# Parameterizing umpire biases using MLB Statcast data. Part 2.

In a previous post, I described how the size of the strike zone changes as a function of the count in the current at-bat. This was achieved by fitting a separate strike-zone model to each subset of pitches. In this next post I want to additionally examine the influence of previous calls more explicitly and see how these biases vary across umpires.

To start I designed a logistic-regression model encoding both the count before the current pitch and the call made on the previous n=6 pitches using one-hot vectors.

The coefficients β are estimated by minimizing *cross-entropy loss *on all called pitches. These can be converted into probabilities of a given pitch being called a strike. Similar to my earlier analysis of strike-zone areas I find that umpires are much more likely to call a strike on an *0–3* count relative to a *2–0* count (**below right**). I additionally observe that umpires have a tendency to not repeat calls, calling a strike less often when they called a proceeding pitch a strike (**below left**). These probabilities could be driven in large part driven by pitch selection (eg. by the pitcher). I will need to take into account pitch location to determine to what extent this is due to a bias in umpire judgement.

A straightforward way to account for pitch location in our model is to utilize the strike-zone I described in a previous post. For the resulting model, I *simultaneously* fit a strike-zone **and** history coefficients. The output of the strike-zone model, **p(strike|x.z**), is an input to our logistic regression model (put through a logit transform to maintain linearity).

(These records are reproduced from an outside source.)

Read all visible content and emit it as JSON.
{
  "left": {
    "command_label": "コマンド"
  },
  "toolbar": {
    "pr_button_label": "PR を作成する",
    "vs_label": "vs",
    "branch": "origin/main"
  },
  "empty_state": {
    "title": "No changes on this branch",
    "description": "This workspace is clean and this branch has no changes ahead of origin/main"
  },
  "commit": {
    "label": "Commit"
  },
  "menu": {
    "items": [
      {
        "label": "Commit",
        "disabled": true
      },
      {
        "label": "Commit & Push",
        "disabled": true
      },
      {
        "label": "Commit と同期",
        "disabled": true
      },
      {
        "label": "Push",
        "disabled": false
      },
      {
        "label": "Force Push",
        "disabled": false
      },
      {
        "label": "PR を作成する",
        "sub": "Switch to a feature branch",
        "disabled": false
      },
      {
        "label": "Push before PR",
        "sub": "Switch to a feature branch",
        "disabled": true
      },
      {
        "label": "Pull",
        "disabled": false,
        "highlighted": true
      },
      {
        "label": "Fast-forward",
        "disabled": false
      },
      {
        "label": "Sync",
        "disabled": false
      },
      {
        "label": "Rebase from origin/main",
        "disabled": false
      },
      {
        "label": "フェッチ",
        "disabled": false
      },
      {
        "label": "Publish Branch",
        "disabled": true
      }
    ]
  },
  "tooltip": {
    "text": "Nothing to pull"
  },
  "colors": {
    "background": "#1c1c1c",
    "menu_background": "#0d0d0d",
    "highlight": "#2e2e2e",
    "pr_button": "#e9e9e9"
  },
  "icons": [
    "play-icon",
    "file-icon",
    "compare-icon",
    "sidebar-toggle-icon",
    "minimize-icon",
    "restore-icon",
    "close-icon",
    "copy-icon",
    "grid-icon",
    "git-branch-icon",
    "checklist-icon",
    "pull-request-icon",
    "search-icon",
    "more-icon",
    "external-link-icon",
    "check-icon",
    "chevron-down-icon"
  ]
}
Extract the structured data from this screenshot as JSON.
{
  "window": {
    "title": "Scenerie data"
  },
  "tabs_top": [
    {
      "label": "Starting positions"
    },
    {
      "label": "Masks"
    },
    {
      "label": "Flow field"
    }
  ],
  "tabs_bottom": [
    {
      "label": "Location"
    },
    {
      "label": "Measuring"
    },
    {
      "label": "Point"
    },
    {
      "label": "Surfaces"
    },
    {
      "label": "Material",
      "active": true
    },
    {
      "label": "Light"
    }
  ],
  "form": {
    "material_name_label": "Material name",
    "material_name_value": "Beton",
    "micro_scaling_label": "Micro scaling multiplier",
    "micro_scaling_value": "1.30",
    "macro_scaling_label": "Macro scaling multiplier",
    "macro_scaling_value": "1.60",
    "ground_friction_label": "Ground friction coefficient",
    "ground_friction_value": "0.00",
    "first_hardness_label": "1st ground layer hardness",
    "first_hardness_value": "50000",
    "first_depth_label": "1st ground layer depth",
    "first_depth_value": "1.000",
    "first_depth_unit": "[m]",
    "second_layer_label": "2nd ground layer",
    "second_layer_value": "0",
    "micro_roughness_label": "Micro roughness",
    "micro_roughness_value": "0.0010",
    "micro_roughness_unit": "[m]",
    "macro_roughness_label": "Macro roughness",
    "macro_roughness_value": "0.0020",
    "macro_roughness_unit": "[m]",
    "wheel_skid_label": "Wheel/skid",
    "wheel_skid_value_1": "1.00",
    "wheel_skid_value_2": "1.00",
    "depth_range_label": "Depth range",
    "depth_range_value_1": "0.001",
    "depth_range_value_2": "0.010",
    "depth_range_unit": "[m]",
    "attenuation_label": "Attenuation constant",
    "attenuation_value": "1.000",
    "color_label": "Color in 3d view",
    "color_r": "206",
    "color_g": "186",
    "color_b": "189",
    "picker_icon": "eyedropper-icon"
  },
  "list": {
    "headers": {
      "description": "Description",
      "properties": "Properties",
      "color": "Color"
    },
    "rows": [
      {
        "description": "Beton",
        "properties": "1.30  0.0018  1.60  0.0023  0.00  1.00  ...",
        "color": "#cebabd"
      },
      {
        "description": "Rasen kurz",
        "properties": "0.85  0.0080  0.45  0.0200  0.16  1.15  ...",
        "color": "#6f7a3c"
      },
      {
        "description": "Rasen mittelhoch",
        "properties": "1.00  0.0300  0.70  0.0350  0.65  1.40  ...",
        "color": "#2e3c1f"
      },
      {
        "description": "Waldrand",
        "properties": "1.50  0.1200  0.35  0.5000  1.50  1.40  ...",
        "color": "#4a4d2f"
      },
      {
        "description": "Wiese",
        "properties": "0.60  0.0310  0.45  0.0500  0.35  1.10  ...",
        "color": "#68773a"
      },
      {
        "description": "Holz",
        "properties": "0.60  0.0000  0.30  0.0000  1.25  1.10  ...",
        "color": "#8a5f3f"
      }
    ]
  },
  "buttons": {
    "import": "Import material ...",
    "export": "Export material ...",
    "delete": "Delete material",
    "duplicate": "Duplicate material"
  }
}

This allows our history model to attribute changes in outcome due to both the pitcher (pitch selection) and umpire judgement. As our logistic model now includes pitch location, I can no longer directly visualize **p(strike)** as it is dependent on pitch location. Instead I will visualize the fit coefficients, **β**, along with the resulting strike zone. For this visualization, I fit a separate model to each umpire who called at least 150 games in the 2018–2022 seasons (excluding 2020, n=71).

Here, I continue to observe a similar pattern where umpires tend to avoid making the same call repeatedly, even after accounting for the location of the current pitch. This suggests a common bias originating with the umpire’s judgement. Are more umpires susceptible to this bias then others?Condensing our history coefficients subtracting “*called_strike*” from “*ball***”** we can get a scalar estimate of the bias strength.** Across all (n=71) umpires, every single one shows a bias to alternate calls** but with varying strength. The strength of this bias correlates significantly with overall strike zone variance. This history bias thus resembles a strategy to reduce call variance by less precise umpires.

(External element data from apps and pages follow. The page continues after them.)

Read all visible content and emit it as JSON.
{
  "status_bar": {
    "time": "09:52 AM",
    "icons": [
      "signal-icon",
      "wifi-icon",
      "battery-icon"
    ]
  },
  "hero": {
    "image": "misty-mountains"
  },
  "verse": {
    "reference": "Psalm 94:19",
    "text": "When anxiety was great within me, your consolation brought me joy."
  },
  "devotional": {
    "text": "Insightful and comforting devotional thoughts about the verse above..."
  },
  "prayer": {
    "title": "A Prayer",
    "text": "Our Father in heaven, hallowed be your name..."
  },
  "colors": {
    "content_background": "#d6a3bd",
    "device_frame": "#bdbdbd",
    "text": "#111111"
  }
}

Last, I looked to see if any of these terms have changed across time. I fit a separate model each year for all umpires with at least 20 games/season. Using a mixed effect model, I examined the effect of year after controlling for umpire identity. The main effects I observed:

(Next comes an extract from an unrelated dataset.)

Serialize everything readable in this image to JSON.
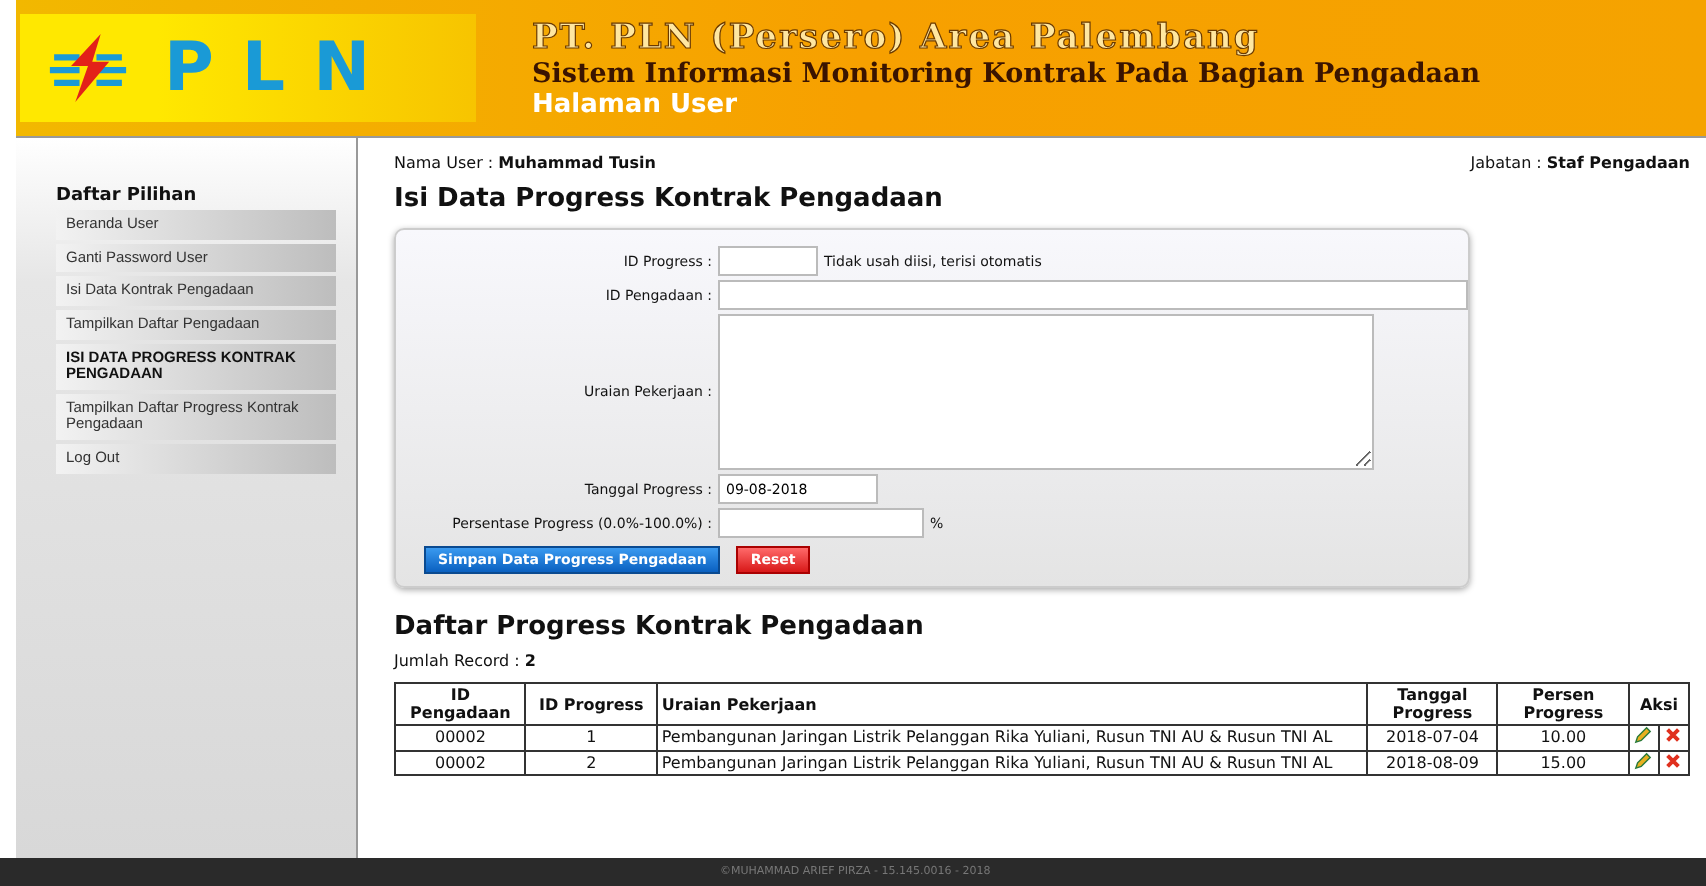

- A significant reduction in
*σ_x*across years (β_year=-0.002, 95% confidence interval: [-.004,.000], p=0.039) but no change in*σ_y*. This suggests umpires may be getting more precise across time. - A significant increase in
*count-bias*(β_year=0.01 [0.002, 0.019], p=0.018) but no change in history-bias due to past calls. - A large increase in the average
*strike zone area*for both left and right handed hitters (Left: β_year=0.036 [0.021, 0.050], p<1E-6; Right: β_year=0.042 [0.027, 0.056], p<1E-7). This shear strength of this effect could be the most interesting to investigate further. Note that a similar trend was suggested from a study performed on much older data.

In this post, I demonstrated an exponentially decaying *history-bias* and a *count-bias* observed in umpire behavior that is independent of pitch selection. This further demonstrates that umpires use a lot more than pitch location when calling pitches and that these biases are universal across the league. The strength of these biases seem to be stronger in less precise umpires, suggesting they may emerge from a compensatory mechanism to reduce uncertainty. Lastly, we observe that several properties of umpire behavior are changing across time. This could be due to a variety of factors including the fact that umpires now get periodic feedback from StatCast data.

In a future post I plan to unpack whether these biases are perceptual (as in due to changes in how umpires physically see the pitches) or decisional/cognitive. I also plan to quantify to what extent these biases actually impact the outcome of games.